The Condenser Subcooling Trap

On TXV systems with higher superheat, make certain to confirm the subcooling as refrigerant is added. The refrigerant going into the condenser is currently a hot, higher pressure refrigerant gas. Evaporative heat exchangers are famous for cooling. Adding refrigerant will reduce the approach and removing refrigerant will boost approach. Until then the most usual refrigerant used was R22. When there’s not enough refrigerant entering the evaporator, higher subcooling occurs.

Condenser Subcooling – Is it a Scam?

When a system isn’t going to evacuate below 1500 microns there is either a great deal of water or there’s a system leak. Charging by weight is among the most accurate and fastest ways of charging a system which has a known refrigerant charge. When a system employs the usage of a liquid receiver, there may not be a subcooling at the face of the liquid in the receiver. To begin with, let’s look at a very simple system and concentrate on the condenser, liquid line and metering device. The system ought to be sealed. Expansion valve systems are typically charged by employing the subcooling technique. Every ac system has a lot of measurable characteristics that may assist the technician rate the operation of the system.

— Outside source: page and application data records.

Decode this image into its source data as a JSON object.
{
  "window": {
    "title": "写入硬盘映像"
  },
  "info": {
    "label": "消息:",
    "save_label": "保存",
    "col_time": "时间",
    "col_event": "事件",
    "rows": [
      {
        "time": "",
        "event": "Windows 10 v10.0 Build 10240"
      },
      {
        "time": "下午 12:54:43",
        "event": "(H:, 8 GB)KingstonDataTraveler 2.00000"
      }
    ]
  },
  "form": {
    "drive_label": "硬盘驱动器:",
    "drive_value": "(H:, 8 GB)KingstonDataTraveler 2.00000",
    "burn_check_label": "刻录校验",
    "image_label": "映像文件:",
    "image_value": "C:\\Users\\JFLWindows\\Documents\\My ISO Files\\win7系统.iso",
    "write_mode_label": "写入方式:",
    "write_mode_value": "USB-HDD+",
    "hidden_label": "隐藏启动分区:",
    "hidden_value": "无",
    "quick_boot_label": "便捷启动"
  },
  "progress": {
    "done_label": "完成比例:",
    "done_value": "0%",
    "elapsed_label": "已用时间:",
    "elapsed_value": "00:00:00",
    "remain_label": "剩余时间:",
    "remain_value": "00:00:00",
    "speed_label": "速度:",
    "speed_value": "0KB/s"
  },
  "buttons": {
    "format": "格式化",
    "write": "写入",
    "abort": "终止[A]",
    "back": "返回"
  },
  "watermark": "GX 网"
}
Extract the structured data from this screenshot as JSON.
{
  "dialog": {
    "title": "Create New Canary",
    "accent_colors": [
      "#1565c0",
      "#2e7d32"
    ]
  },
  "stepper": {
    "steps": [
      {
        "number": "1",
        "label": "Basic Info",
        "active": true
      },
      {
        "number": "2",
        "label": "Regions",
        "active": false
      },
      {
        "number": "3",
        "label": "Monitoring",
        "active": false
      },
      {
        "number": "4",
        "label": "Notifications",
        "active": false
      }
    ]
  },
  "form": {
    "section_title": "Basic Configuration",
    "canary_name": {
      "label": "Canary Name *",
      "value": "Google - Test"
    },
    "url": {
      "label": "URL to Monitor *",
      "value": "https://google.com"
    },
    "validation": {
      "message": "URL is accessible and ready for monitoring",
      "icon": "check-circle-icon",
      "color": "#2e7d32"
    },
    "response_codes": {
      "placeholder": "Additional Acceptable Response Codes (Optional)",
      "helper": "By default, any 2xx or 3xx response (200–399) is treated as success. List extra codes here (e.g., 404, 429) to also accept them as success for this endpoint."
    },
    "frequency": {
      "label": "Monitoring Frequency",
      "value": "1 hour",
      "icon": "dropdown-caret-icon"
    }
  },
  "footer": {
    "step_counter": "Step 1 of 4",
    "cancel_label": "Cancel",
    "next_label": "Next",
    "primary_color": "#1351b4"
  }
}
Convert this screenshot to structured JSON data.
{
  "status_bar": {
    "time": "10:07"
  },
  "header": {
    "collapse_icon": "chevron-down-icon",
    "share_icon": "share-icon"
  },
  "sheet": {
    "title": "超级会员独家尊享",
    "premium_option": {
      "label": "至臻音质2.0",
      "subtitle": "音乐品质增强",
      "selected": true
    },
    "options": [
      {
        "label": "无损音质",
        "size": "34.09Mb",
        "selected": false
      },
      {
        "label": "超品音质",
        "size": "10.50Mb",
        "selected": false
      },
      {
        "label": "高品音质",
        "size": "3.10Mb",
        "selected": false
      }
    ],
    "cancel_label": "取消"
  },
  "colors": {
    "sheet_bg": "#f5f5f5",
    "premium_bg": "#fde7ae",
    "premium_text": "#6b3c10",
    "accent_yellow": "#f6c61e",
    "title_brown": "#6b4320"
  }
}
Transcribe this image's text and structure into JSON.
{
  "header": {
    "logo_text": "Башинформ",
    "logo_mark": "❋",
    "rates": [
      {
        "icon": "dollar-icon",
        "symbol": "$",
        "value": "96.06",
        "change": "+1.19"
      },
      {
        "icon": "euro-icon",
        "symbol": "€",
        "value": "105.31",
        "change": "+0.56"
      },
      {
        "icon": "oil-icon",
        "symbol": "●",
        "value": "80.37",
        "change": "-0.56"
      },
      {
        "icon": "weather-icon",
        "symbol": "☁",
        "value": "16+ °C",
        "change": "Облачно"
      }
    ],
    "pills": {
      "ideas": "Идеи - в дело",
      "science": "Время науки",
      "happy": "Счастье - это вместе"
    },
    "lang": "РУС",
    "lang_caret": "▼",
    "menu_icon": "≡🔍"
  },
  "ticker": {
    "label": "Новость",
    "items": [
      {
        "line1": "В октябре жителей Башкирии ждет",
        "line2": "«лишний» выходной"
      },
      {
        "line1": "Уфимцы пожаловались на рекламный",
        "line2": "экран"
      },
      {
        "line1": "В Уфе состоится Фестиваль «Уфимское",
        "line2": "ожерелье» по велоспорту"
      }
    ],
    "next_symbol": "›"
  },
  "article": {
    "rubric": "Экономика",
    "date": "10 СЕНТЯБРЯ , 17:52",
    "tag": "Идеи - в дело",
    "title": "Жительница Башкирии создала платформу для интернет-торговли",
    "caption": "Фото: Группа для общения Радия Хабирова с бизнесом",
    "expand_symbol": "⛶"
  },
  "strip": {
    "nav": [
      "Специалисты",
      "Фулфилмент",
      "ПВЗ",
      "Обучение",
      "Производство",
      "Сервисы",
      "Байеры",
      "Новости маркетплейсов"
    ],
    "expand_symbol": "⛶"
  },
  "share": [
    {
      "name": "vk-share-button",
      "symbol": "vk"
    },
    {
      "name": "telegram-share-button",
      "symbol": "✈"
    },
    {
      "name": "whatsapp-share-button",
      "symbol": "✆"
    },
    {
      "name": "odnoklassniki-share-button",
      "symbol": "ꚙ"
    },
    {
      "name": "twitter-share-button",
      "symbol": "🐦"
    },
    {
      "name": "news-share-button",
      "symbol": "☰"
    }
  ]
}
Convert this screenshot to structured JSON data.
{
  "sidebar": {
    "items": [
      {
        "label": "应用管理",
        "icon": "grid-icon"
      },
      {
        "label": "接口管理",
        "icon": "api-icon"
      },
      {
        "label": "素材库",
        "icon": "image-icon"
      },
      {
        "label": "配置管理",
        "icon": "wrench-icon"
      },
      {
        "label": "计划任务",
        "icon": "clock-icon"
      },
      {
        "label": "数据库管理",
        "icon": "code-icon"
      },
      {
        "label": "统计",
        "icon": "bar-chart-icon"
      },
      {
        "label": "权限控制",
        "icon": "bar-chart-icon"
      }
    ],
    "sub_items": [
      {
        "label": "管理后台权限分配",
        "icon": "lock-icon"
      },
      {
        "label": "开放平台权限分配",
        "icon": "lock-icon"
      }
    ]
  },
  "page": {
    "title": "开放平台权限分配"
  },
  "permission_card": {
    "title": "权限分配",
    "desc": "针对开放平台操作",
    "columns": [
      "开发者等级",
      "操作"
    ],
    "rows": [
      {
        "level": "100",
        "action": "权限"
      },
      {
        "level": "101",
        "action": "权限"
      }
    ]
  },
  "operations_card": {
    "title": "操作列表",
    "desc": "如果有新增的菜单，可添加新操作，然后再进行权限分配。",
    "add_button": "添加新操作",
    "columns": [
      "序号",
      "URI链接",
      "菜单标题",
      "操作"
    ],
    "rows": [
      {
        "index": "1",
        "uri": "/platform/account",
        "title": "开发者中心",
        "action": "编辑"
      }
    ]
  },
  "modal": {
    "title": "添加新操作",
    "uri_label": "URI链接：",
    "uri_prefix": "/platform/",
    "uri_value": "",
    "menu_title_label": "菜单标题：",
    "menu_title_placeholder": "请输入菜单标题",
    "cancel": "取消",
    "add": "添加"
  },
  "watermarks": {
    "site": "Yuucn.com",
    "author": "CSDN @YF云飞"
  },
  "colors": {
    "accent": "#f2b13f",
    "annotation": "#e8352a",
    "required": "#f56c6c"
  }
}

Why Almost Everything You’ve Learned About Condenser Subcooling Is Wrong

You may come across the boiling temperature by utilizing a pressure-temperature (PT) chart. The entire heat in the air is going to be the driving component for the evaporator performance so low or higher airflow is going to have direct effect on the charge and the system performance. Pumping the water from the condenser as fast because it is formed would keep the vacuum. Your liquid is merely barely stable. It is then pumped out of the receiver into the liquid line. Furthermore, the farther you attempt to vertically lift liquid, the more pressure drop is going to be linked to the lift.